Axon v Ministry of Defence and News Group Newspapers Ltd  EWHC 787 (QB), 11 April 2016
The claim arose from the Operation Elveden inquiry, which was a Metropolitan Police investigation into allegations of inappropriate payments to police officers and other public officials. In 2004, the claimant, David Axon, was the commanding officer of a Royal Navy ship. Axon alleged that a Ministry of Defence civil servant (“the informant”), who was convicted under Operation Elveden, had disclosed to The Sun newspaper information about an equal opportunities investigation, which found the claimant guilty of consistent bulling of junior officers and led to his removal from command. The Sun published three articles about the matter.

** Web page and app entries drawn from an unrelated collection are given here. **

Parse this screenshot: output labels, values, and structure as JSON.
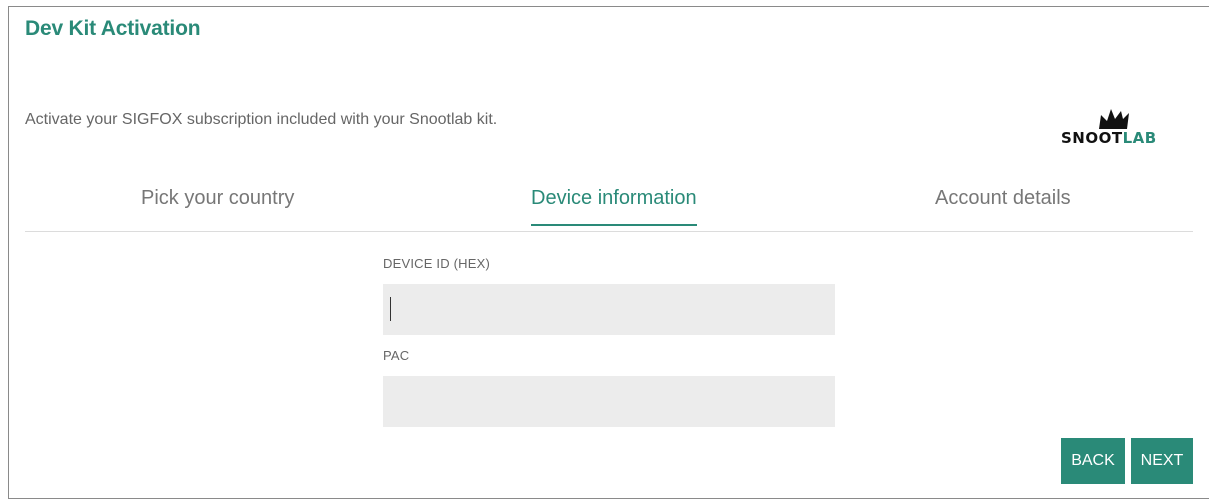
{
  "header": {
    "title": "Dev Kit Activation",
    "subtitle": "Activate your SIGFOX subscription included with your Snootlab kit."
  },
  "logo": {
    "part1": "SNOOT",
    "part2": "LAB",
    "colors": {
      "dark": "#111111",
      "accent": "#2a8a78"
    }
  },
  "tabs": [
    {
      "label": "Pick your country",
      "active": false
    },
    {
      "label": "Device information",
      "active": true
    },
    {
      "label": "Account details",
      "active": false
    }
  ],
  "form": {
    "device_id": {
      "label": "DEVICE ID (HEX)",
      "value": "",
      "placeholder": ""
    },
    "pac": {
      "label": "PAC",
      "value": "",
      "placeholder": ""
    }
  },
  "buttons": {
    "back": "BACK",
    "next": "NEXT"
  },
  "colors": {
    "accent": "#2a8a78",
    "input_bg": "#ececec",
    "muted_text": "#777777"
  }
}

Axon argued that the informant’s actions breached his right to privacy under article 8 of the European Convention of Human Rights, and was a misuse of his confidential information, for which the Ministry of Defence was vicariously liable.
In the alternative, the Ministry of Defence claimed an indemnity from The Sun for its role in the articles. The Sun argued that it had its own rights of freedom of expression under article 10 of the European Convention of Human Rights, and that it was in the public interest to publish the information. This included the public interest of exposure of wrongdoing and its addition to a general public debate regarding bulling in the armed forces.
The case raises important issues regarding a person’s legitimate expectation to privacy, and the public interest defences available to parties. It also raises the question of whether damages in breach of privacy cases are permissible, especially when the issue in dispute relates to the claimant’s public role, and not his personal life.
The claims were dismissed on the basis that the claimant did not have a reasonable expectation to privacy in the information disclosed by The Sun. The issues raised concerned the claimant’s role in a very public position and the removal from his role was a public fact. In making his decision, the Judge also took into account the gravity of the claimant’s behaviour, which had been described by the Royal Navy’s Chief of Staff as ‘gross misconduct’. As there was no reasonable expectation of privacy, the Judge did not have to conduct the balancing exercise between the claimant’s article 8 rights and the newspapers article 10 rights.